▶ _REQUIRED WORK_:
If a line in the data below contains "this", copy it.

▶ _DATA SUPPLIED_:
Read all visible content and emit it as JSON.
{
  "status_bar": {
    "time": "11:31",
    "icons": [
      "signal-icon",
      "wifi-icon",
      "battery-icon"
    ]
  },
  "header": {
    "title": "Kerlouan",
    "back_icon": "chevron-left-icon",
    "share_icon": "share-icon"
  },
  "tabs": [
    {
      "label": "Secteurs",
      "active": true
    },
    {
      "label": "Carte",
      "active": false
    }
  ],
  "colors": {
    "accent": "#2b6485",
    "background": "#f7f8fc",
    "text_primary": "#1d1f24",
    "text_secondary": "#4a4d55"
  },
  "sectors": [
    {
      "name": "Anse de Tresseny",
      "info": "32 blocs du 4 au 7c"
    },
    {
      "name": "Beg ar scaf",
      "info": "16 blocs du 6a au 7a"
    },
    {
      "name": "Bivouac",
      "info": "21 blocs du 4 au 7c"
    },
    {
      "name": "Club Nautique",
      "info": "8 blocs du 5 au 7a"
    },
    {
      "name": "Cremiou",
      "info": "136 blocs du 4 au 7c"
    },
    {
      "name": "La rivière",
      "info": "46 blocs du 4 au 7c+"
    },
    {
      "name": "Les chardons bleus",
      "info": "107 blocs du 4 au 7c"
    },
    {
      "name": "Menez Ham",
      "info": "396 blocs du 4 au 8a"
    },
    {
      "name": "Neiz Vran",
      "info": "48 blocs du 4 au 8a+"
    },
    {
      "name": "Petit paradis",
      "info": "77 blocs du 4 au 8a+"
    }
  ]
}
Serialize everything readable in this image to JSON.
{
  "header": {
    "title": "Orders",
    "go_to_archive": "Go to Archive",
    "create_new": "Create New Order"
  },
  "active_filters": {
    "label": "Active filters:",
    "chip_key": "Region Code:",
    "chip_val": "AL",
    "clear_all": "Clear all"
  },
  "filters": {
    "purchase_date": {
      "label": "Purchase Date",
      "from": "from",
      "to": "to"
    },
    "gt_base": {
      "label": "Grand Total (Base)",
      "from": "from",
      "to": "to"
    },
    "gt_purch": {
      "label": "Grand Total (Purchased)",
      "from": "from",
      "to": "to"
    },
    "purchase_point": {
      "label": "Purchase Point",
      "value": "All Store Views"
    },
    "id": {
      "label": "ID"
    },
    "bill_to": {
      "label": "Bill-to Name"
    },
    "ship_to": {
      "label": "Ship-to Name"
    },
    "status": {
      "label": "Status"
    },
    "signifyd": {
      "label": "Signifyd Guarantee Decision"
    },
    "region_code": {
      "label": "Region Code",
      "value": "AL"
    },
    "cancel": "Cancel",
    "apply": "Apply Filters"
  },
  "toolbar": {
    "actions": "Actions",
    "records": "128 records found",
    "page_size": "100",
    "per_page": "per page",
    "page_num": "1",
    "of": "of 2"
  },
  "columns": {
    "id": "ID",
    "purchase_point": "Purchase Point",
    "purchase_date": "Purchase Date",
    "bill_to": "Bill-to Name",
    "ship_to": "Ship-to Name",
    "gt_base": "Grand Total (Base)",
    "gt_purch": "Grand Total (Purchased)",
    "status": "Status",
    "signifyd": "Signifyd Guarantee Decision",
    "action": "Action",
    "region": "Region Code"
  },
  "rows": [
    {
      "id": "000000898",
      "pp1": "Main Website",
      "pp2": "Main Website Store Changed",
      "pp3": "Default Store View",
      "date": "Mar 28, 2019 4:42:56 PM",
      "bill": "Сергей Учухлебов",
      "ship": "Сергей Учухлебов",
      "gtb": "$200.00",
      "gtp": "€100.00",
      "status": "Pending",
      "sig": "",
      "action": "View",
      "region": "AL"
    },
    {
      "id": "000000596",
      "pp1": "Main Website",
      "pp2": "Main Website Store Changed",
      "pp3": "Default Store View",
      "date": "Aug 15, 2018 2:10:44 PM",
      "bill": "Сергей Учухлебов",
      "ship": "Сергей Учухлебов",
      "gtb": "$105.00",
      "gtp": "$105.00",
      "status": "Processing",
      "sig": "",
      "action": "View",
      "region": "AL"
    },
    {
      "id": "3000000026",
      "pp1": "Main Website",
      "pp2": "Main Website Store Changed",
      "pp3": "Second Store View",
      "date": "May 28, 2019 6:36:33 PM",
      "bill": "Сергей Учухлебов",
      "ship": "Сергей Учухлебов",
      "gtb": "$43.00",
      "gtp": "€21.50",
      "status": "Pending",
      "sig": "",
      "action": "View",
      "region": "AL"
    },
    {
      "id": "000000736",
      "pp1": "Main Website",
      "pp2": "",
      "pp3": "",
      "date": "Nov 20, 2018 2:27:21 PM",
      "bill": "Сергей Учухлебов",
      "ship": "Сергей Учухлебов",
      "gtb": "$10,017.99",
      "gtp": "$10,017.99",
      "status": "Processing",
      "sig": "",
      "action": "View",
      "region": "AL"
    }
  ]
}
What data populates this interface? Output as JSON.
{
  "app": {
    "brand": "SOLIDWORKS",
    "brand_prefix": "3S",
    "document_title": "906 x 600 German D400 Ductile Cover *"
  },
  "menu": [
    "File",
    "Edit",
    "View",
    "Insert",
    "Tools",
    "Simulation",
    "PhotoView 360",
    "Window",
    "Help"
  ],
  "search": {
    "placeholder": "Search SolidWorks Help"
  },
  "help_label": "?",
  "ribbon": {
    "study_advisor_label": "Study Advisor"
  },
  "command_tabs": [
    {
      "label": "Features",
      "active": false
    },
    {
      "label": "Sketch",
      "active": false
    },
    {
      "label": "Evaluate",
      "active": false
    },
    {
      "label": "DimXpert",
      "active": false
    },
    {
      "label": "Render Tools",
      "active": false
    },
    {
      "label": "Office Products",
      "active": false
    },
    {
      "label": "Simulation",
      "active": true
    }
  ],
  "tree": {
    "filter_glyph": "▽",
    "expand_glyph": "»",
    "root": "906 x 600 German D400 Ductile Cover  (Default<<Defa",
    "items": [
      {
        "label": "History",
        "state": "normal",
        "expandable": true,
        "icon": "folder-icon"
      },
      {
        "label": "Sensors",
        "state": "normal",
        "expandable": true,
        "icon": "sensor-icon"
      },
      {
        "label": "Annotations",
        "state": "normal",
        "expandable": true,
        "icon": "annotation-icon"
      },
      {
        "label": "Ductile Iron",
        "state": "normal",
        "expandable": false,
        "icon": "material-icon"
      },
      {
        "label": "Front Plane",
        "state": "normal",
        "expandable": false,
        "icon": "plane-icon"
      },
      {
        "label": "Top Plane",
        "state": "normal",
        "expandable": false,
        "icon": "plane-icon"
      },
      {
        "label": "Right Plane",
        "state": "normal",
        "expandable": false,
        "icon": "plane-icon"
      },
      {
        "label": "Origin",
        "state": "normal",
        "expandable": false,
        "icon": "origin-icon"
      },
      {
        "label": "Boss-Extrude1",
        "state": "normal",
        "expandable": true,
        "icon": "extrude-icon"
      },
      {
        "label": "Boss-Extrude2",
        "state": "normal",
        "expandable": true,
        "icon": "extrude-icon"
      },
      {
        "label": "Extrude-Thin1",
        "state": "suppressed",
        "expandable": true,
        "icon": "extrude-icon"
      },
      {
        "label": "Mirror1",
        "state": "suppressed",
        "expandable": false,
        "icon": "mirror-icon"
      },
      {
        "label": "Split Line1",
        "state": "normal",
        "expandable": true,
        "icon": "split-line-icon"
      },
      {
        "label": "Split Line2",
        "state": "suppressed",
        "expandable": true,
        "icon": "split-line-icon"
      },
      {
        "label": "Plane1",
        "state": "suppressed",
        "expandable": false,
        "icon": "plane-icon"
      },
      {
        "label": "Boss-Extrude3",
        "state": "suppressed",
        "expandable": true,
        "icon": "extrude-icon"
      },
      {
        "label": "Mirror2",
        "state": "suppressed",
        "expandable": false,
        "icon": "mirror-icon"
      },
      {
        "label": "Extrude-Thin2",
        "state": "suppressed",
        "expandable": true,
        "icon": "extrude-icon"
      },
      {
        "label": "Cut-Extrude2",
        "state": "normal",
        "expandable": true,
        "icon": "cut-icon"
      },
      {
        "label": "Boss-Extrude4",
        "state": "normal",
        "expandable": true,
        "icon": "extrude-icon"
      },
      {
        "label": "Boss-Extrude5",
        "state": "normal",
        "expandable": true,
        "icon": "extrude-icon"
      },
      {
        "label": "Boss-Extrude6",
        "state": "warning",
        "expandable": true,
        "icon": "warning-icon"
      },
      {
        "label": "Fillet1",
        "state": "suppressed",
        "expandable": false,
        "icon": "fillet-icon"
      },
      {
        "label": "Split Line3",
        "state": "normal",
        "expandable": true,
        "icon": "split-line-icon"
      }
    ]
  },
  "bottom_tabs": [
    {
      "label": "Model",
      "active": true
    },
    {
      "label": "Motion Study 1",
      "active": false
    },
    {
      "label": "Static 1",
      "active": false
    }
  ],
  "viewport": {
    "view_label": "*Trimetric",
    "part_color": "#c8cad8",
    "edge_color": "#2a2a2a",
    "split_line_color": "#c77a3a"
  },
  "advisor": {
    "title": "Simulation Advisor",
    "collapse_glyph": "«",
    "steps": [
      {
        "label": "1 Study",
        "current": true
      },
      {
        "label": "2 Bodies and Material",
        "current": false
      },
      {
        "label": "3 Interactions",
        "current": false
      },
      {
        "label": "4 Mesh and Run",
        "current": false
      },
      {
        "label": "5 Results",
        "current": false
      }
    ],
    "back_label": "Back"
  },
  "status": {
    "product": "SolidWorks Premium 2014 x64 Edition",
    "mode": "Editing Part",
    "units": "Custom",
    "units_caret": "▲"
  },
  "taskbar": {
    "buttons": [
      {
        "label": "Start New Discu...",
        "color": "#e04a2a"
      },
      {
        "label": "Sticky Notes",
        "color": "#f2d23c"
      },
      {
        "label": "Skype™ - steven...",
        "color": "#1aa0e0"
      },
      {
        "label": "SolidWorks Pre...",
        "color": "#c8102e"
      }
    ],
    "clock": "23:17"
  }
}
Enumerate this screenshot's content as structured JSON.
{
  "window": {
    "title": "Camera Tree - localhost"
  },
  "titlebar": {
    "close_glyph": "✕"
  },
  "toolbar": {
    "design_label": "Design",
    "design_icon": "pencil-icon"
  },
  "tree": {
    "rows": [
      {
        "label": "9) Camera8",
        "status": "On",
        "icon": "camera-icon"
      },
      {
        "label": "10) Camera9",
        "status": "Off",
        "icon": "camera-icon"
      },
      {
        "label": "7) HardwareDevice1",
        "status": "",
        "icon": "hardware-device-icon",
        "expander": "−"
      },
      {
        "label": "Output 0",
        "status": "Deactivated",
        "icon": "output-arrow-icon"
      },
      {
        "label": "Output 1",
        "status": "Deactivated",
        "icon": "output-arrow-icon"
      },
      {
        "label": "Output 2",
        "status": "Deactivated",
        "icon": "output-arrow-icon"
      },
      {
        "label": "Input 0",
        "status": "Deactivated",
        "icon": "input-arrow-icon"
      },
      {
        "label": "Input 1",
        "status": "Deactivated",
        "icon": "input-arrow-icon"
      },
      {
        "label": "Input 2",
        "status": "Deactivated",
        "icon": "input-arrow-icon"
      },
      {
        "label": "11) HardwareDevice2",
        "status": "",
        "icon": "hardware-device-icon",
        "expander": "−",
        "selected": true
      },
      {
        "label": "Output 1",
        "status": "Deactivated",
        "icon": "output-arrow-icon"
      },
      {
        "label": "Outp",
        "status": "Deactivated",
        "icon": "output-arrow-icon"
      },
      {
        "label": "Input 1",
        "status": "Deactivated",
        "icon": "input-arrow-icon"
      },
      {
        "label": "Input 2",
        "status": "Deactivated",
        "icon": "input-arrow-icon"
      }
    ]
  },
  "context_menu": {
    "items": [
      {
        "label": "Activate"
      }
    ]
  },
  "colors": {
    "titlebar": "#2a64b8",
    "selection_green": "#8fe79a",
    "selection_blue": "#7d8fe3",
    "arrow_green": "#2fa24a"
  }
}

▶ _EXERCISE RESULT_:
Serialize everything readable in this image to JSON.
What data populates this interface? Output as JSON.
Enumerate this screenshot's content as structured JSON.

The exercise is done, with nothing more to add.